For those not on a Nordstrom budget, or in a Nordstrom mindset, less glitzy items can send an equally heartfelt message. The thoughtfully chosen, handsomely well-worn (and cheap!) used book of poetry goes over well. Neruda is a particular favorite. "It shows them you're thinking of them on a deeper level," says one friend, who declares such gifts connote "a kind of harmonious intellectual kinship that seems boundless; signing the inside is always a nice touch."
One friend of mine had just started dating her current husband around holiday time. "The post office had just come out with the Otis Redding stamp," she recalls. "Since we both love Otis, I bought a little frame and mounted the stamp. He loved it and actually still keeps it on the shelf, and that was eight years ago."
Another friend recalls how she and her now-husband, during their first year together, made each other presents, without realizing that the other was doing it—just like in O. Henry, but with a better ending! He souped up and painted an old electric guitar for her: "We got together under the guise of him giving me guitar lessons, so it was very symbolic and sweet," she says. She, meanwhile, had saved all the movie stubs, cards, notes, concert tickets, fortunes from cookies, airplane and train tickets—"everything that we had done together in those nine or 10 months"—and stylishly laid it out in a big black scrapbook. "He was so amazed by it," she says, "I think because men rarely think to save those things but are always as happily nostalgic as women when it comes down to it!"
A surprise night on the town, a fancy meal, tickets to a great event—all of these can give you something to enjoy together and provide plenty of stubs for next year's scrapbook. "I think the idea is to share an experience," says one gentleman who's currently contemplating this issue with someone he's been dating for a while, "like a weekend up in Victoria or Vancouver, something to bond over rather than a token of affection.
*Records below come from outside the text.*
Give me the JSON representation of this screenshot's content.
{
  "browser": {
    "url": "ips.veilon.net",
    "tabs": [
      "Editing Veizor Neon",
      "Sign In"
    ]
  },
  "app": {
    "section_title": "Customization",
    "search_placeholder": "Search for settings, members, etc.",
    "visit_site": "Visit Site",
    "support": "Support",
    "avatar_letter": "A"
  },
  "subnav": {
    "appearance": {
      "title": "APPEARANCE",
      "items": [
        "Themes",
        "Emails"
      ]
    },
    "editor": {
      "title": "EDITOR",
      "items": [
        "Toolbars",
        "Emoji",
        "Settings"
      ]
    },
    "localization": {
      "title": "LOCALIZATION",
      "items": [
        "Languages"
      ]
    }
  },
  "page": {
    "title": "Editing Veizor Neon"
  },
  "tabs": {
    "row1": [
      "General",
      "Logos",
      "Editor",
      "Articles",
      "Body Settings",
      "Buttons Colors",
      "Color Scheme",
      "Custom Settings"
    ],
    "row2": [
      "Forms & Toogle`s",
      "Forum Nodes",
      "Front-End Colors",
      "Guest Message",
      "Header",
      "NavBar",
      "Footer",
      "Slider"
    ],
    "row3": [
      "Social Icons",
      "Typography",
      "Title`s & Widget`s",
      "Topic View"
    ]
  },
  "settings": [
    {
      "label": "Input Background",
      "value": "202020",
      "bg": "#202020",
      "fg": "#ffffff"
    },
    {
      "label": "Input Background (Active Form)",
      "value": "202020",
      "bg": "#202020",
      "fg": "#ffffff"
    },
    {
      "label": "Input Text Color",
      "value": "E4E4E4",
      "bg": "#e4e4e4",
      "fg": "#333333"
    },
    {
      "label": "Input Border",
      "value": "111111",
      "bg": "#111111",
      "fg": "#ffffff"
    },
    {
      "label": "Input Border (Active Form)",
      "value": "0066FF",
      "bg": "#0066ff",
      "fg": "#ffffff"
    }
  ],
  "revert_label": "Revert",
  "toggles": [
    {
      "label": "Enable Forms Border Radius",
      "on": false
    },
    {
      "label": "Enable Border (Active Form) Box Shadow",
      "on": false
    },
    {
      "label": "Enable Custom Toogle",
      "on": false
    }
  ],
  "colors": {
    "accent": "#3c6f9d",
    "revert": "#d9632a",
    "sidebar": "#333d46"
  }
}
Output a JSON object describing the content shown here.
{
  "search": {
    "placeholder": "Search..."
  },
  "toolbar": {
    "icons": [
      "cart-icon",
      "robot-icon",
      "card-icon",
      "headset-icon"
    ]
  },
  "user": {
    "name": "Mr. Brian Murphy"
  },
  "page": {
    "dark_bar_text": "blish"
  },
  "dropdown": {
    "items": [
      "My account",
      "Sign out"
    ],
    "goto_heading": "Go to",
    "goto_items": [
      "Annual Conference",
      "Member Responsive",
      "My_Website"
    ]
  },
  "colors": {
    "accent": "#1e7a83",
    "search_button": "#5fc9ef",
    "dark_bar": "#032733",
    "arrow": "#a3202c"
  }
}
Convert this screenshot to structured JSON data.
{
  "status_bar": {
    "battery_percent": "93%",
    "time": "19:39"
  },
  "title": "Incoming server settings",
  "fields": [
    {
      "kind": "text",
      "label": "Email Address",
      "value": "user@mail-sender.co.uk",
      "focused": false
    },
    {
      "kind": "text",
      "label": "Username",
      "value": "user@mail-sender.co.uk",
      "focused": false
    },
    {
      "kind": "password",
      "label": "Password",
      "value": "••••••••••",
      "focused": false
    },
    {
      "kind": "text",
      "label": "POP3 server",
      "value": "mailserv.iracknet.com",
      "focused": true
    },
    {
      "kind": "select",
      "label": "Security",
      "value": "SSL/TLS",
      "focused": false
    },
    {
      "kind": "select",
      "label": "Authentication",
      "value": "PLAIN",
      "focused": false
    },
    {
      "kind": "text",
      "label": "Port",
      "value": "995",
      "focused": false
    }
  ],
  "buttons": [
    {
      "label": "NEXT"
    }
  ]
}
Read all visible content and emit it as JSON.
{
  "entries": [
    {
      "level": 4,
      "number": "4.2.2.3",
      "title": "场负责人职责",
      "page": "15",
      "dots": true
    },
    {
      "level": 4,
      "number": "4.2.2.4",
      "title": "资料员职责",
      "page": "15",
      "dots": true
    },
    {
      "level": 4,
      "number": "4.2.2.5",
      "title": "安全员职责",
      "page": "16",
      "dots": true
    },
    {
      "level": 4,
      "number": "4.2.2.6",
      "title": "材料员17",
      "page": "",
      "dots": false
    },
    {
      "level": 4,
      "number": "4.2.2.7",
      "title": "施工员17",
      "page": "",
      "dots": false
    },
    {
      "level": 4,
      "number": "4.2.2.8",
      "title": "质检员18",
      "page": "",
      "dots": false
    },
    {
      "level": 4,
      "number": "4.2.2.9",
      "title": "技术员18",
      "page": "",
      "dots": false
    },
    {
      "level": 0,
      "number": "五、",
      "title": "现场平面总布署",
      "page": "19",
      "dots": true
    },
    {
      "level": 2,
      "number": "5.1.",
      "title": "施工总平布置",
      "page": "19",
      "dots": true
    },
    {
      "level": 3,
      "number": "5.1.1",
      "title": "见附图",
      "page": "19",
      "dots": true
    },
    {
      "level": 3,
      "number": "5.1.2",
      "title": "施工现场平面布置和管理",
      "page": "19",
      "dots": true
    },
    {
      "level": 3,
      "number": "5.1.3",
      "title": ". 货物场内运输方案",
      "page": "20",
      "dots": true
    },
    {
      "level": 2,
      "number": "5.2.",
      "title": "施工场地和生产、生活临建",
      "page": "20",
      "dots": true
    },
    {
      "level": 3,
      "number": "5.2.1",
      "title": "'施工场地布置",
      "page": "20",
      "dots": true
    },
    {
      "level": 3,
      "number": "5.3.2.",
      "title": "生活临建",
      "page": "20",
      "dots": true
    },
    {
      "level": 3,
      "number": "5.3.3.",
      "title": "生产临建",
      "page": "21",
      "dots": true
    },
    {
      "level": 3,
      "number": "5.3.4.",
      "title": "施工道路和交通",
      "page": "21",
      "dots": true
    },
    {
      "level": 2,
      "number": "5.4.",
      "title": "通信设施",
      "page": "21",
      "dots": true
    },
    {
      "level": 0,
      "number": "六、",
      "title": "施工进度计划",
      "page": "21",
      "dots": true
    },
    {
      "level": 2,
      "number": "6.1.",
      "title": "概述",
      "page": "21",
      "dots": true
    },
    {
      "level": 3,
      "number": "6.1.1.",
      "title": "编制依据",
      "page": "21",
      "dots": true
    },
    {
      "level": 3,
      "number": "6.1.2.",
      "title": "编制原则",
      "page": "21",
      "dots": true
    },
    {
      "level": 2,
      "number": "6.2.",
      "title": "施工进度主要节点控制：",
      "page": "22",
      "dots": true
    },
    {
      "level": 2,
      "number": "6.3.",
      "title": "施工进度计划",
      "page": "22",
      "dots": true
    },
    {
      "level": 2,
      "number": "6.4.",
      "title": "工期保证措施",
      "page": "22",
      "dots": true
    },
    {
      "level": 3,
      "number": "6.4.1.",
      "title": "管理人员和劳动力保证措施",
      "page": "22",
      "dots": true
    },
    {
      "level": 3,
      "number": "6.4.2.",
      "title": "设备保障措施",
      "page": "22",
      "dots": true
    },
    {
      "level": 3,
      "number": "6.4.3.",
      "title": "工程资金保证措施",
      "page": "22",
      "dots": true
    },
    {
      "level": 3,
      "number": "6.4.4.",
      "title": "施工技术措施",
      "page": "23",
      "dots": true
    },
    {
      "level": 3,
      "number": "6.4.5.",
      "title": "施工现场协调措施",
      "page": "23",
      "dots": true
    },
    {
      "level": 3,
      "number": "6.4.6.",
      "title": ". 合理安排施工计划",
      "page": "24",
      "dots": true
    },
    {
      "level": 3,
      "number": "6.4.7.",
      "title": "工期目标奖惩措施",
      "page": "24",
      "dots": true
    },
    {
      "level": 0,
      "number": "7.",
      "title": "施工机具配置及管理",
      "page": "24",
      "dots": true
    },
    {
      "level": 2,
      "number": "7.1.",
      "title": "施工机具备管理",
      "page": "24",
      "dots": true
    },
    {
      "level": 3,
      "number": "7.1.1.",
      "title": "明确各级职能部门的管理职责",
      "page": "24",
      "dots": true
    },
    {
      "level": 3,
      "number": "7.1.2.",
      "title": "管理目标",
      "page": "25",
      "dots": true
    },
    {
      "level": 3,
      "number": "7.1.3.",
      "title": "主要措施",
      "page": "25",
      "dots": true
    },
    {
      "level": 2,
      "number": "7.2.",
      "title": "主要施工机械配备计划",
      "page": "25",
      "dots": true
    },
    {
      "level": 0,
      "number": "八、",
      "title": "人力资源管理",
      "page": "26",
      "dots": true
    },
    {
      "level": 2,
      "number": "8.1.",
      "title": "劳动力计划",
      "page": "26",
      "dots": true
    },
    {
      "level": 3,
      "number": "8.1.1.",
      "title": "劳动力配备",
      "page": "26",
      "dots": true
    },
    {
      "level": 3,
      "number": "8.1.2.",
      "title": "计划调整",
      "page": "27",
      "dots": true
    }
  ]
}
I've always felt the best gift you could give someone is your time."
But what about those unfortunate cases when you feel the holidays approaching and your romance fading? One woman's recommended breakup gift is stationery: "As in," she says "'we won't be around each other much longer, adios.' I got a book of fancy postcards from one guy, and, sure enough, after a little while, we weren't even corresponding that way." Says another guy, "I've had a couple of imminent holiday breakups, and my point was to spend as little money as possible because if the love was gone, why should my money be as well?"
And we won't even tell you the story about the woman, her cheating boyfriend, some candy canes, and her cat's rear end—while true, it should never again be tried.
Mark D. Fefer is a senior editor at Seattle Weekly.